Geo-tagging, real-time data to check surge in prices of essentials

The app uses geo-tagging to ensure accurate information from where price data is being reported

In vegetables the rate of price rise was (-) 2.90 per cent in February | Representative Photo: iStock

The Centre has started real-time monitoring of prices of 22 essential commodities using a mobile application launched at the beginning of this year by the Department of Consumer Affairs, which is expected to help check the prices if there’s a surge.

Using the app, prices of rice, wheat, wheat atta, gram, arhar dal, urad dal, moong, masoor dal, sugar, milk, groundnut oil, mustard oil, vanaspati, soya oil, sunflower oil, palm oil, gur, tea, salt, potato, onion, and tomato are collected from 127 locations across the country.

This is being done to avoid spurt in prices of these items, a recent example being the surge in onion prices that led to retail prices soaring.

AdvertisementChoco-pie Ad

The app uses geo-tagging feature to ensure accurate information from the location where price data is being reported, according to the Ministry of Consumer Affairs, Food and Public Distribution.

Data accuracy and real-time collection of statistics improves the quality of data and this is expected to result in effective monitoring and predictive analysis of the prices of essential commodities. On the basis of such analysis, the central government will be in a position to initiate timely action if price of a particular essential commodity surges anywhere in the country.

Price reporting through the mobile app ensures reporting from the market as geo-tagged data automatically displays the location from where data is uploaded. Reporting of static data from office desktops is ruled out through this process, according to a statement issued here by the ministry.

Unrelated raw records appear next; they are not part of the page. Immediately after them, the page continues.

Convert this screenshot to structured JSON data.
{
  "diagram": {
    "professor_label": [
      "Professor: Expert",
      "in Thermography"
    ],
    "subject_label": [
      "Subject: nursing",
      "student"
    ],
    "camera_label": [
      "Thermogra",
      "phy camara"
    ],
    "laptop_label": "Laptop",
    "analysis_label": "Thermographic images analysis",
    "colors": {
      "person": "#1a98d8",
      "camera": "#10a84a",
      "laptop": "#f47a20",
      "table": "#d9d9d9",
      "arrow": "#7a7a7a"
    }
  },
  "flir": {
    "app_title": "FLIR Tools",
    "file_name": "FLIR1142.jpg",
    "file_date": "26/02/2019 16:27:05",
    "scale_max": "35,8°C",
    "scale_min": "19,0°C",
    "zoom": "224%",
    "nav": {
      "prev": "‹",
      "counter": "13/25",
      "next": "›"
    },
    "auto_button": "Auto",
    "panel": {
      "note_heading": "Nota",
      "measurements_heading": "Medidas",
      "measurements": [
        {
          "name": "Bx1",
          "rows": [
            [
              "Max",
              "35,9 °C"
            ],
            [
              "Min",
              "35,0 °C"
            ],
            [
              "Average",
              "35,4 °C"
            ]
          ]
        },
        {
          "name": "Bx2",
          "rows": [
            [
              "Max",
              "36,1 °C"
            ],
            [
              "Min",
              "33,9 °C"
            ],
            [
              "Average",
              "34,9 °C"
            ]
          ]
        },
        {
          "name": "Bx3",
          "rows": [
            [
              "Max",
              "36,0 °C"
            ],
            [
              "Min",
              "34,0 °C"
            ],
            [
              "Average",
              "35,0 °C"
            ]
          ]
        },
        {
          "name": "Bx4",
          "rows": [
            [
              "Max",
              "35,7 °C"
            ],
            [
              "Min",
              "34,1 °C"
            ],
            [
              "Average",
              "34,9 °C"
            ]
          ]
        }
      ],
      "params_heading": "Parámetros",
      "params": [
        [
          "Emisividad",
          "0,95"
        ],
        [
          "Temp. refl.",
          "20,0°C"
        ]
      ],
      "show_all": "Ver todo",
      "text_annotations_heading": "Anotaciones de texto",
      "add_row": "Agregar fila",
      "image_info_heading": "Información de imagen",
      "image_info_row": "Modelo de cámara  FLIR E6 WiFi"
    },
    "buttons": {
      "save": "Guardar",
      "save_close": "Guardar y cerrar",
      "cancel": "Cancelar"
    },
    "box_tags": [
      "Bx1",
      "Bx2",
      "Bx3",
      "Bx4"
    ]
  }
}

Related news | Farmers decry Budget claims on agricultural income

As a result, each Price Reporting Centre has to furnish market details, such as names and addresses of the shops and markets from where prices are being collected, daily.

According to the guidelines for retail price reporting, the prices of the same variety of a commodity are to be collected from three types of markets — high income market selling premium items; middle income market selling standard items and low income market selling discounted goods. The average of the three prices is to be reported, the statement said. The mobile app used by the Department of Consumer Affairs has an inbuilt feature to calculate and report the average price. This helps in avoiding human errors in calculation, the statement added.

Market information from Agmarknet, Agriwatch, NAFED, and trade associations also constitute inputs for price analyses. The department is utilising the services of Agriwatch for providing market intelligence, predictive analysis of prices, and to develop a price forecasting model, the statement said.

The Consumer Affairs department has also proposed to the Department of Economic Affairs for a technical assistance fund under CARES Programme of the Asian Development Bank (ADB) for improving price monitoring and analysis of essential commodities. The activity components under the technical assistance are upgradation of price monitoring portal, capacity building for price reporting centres and price monitoring cell, identification of long-term improvements for food commodity supply chain and market efficiency.

Related news | Ideological kinks and implementation glitches mar govt’s agri policies

The DEA has approved the proposal and its implementation will further improve price monitoring and forecasting.

The Department of Consumer Affairs monitors the price of 22 essential commodities by obtaining daily reports of retail and wholesale prices from 127 price reporting centres located at State Food and Civil Supplies Departments across the country. The daily report of prices and indicative price trends are analysed for taking appropriate decisions such as release of stocks from the buffer to improve availability in the market and additional export clearances when stocks are aplenty. Similarly, when prices go up sharply due to supply side disruptions that cause shortage in the market, imports are liberalised by the government.

Get breaking news and latest updates from India
and around the world on thefederal.com
FOLLOW US: